The other engine, available as an option in the Q and standard in the SSS and Ti, was an imported 2.0-litre twin cam unit that boasted 105 kW and 179 Nm.

There was a choice of an excellent five-speed manual and electronic four-speed auto, which were well matched to the engines and user-friendly.

The Pulsar’s handling was widely praised with a nice balance and reassuring stability, while the ride was also well controlled if a little firm.

Inside, the Pulsar won many fans with the quality of its trim and plastic bits and pieces. Road noise levels were thought to be a little high and there was some criticism of the rear seat room, which was compromised by Nissan’s use of its vertical strut suspension system that cut into the rear accommodation space. But if you only need to carry two adults and a couple of kids there was more than enough space, and the impressive load space behind the rear seats more than made up for any perceived lack of rear passenger space.
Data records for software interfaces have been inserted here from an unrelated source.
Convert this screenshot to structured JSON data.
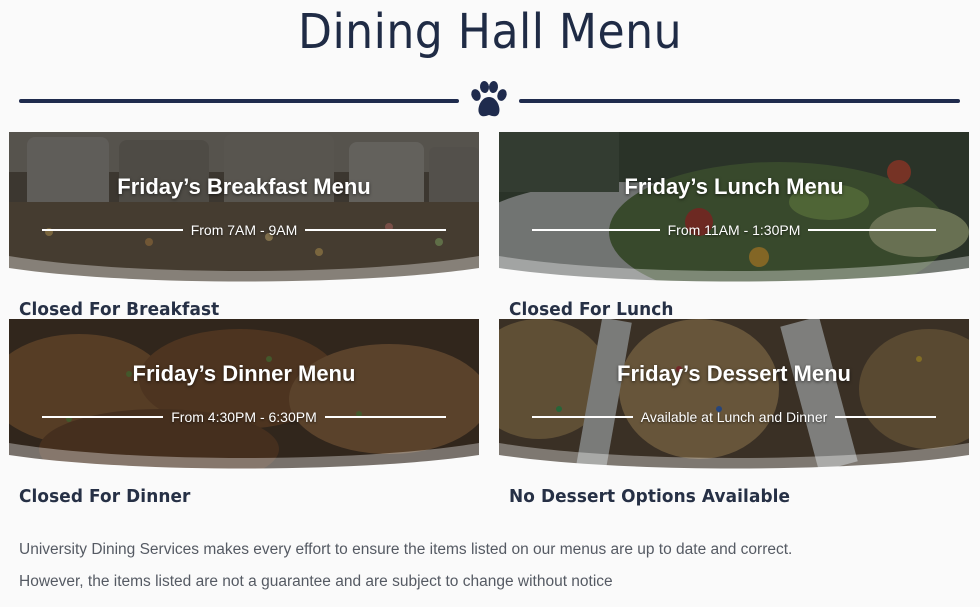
{
  "page": {
    "title": "Dining Hall Menu",
    "divider_icon": "paw-print-icon",
    "brand_color": "#1f2b4d"
  },
  "cards": [
    {
      "title": "Friday’s Breakfast Menu",
      "hours": "From 7AM - 9AM",
      "status": "Closed For Breakfast",
      "photo": "cereal dispensers"
    },
    {
      "title": "Friday’s Lunch Menu",
      "hours": "From 11AM - 1:30PM",
      "status": "Closed For Lunch",
      "photo": "salad bowl"
    },
    {
      "title": "Friday’s Dinner Menu",
      "hours": "From 4:30PM - 6:30PM",
      "status": "Closed For Dinner",
      "photo": "glazed chicken"
    },
    {
      "title": "Friday’s Dessert Menu",
      "hours": "Available at Lunch and Dinner",
      "status": "No Dessert Options Available",
      "photo": "cookies"
    }
  ],
  "disclaimer": {
    "line1": "University Dining Services makes every effort to ensure the items listed on our menus are up to date and correct.",
    "line2": "However, the items listed are not a guarantee and are subject to change without notice"
  }
}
The rather basic GLi Pulsar had an adjustable steering column, central locking and radio/cassette sound, the Q was much better equipped with four-wheel discs, power mirrors and steering and sports wheels, while the Ti was the best equipped of all with air-con, premium sound and cruise. The sporty SSS boasted alloy wheels, fog lights, sports suspension and a sports steering wheel.

An update in 1993 saw more features and a revised model line-up including with the LX, Ti, Q and SSS.


The trade prefers the performance of the larger 2.0-litre motor over the 1.6 which some people think is underpowered, but reports that both are durable and trouble free. Both engines have a cam timing chain, not a belt, which means regular replacement is not required and breakage is not something you have to be concerned about. Regular servicing is still needed though, and the timing chain does need to be periodically retensioned.

The gearboxes, both manual and auto, give long service and there are few reports of problems. Likewise with the drive shafts which are durable as long as they are properly serviced and the rubber sealing boots remain intact. Like the drive shafts on all front-wheel drive cars the boots keep out dirt and other road rubbish that can quickly chew up a drive joint.

The Pulsar body and chassis is tough and generally robust.


Owners of the N14 Pulsar are united in their view that it’s a great car.

Jean Trickey bought her 2.0-litre, auto, five-door hatch Ti new in 1991 and has done 69,000 untroubled kilometres in it. She says it’s a great car.

Graeme Wilson of Dromana also bought his Pulsar Q new in 1991 and has done 173,000 kilometres in it. It is regularly serviced and other than normal consumables like tyres (at 110,000 km), one set of discs pads, one battery (after eight years), two headlight globes, an interior light globe, and a turn signal flasher can, he hasn’t had to replace a thing. A slight oil leak from the reverse light switch is the only problem he’s experienced. Graeme uses his car daily, and regularly gets 6.7 L/100 km, and loves the flexibility of its hatchback layout.

Mt Macedon’s Brad Ball owns a 1994 Pulsar Q that is about to turn over a remarkable 310,000 km. It has been serviced every 10,000 km. It doesn’t burn oil, is on its original clutch and exhaust, and regularly gets 600 km on a tank full of fuel. Brad reports the only mechanical failure has been a broken CV joint at 297,000 km. He says it’s “awesome”.


• sturdy strong body

• miserly fuel consumption

• zippy performance

• responsive handling

• bland styling